[WORK REQUEST] Find and copy the lines in the records beneath this task that contain the word "магазина".

[STUDY MATERIAL]
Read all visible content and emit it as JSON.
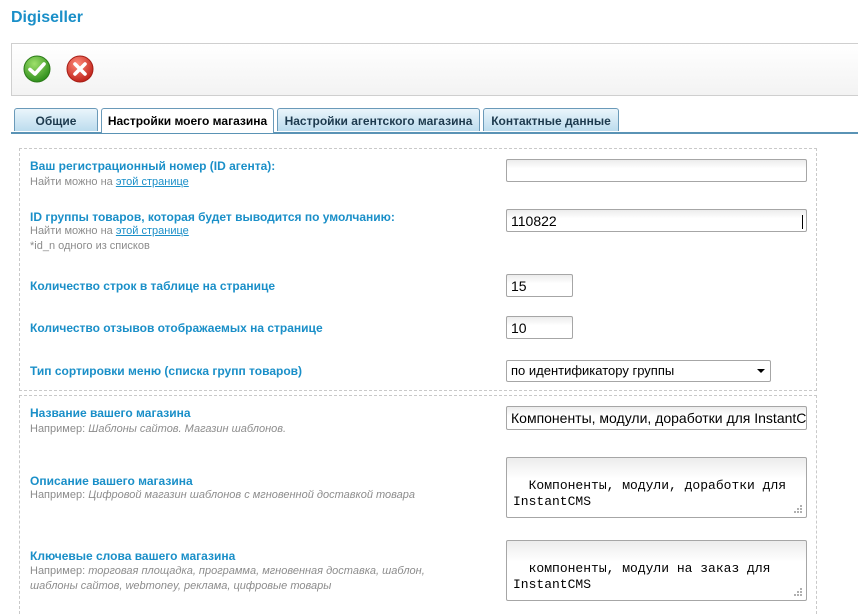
{
  "app": {
    "title": "Digiseller"
  },
  "toolbar": {
    "save": "save-icon",
    "cancel": "cancel-icon"
  },
  "tabs": [
    {
      "label": "Общие"
    },
    {
      "label": "Настройки моего магазина",
      "active": true
    },
    {
      "label": "Настройки агентского магазина"
    },
    {
      "label": "Контактные данные"
    }
  ],
  "form": {
    "agent_id": {
      "label": "Ваш регистрационный номер (ID агента):",
      "hint_prefix": "Найти можно на",
      "hint_link": "этой странице",
      "value": ""
    },
    "group_id": {
      "label": "ID группы товаров, которая будет выводится по умолчанию:",
      "hint_prefix": "Найти можно на",
      "hint_link": "этой странице",
      "hint_extra": "*id_n одного из списков",
      "value": "110822"
    },
    "rows_per_page": {
      "label": "Количество строк в таблице на странице",
      "value": "15"
    },
    "reviews_per_page": {
      "label": "Количество отзывов отображаемых на странице",
      "value": "10"
    },
    "menu_sort": {
      "label": "Тип сортировки меню (списка групп товаров)",
      "value": "по идентификатору группы"
    },
    "shop_name": {
      "label": "Название вашего магазина",
      "hint_prefix": "Например:",
      "hint_example": "Шаблоны сайтов. Магазин шаблонов.",
      "value": "Компоненты, модули, доработки для InstantCMS"
    },
    "shop_description": {
      "label": "Описание вашего магазина",
      "hint_prefix": "Например:",
      "hint_example": "Цифровой магазин шаблонов с мгновенной доставкой товара",
      "value": "Компоненты, модули, доработки для\nInstantCMS"
    },
    "shop_keywords": {
      "label": "Ключевые слова вашего магазина",
      "hint_prefix": "Например:",
      "hint_example_line1": "торговая площадка, программа, мгновенная доставка, шаблон,",
      "hint_example_line2": "шаблоны сайтов, webmoney, реклама, цифровые товары",
      "value": "компоненты, модули на заказ для\nInstantCMS"
    }
  },
  "colors": {
    "accent": "#1a8fc8",
    "hint": "#8c8c8c",
    "tab_border": "#6a9ab9"
  }
}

[WRITTEN RESPONSE]
      "label": "Настройки моего магазина",
      "label": "Настройки агентского магазина"
      "label": "Название вашего магазина",
      "label": "Описание вашего магазина",
      "label": "Ключевые слова вашего магазина",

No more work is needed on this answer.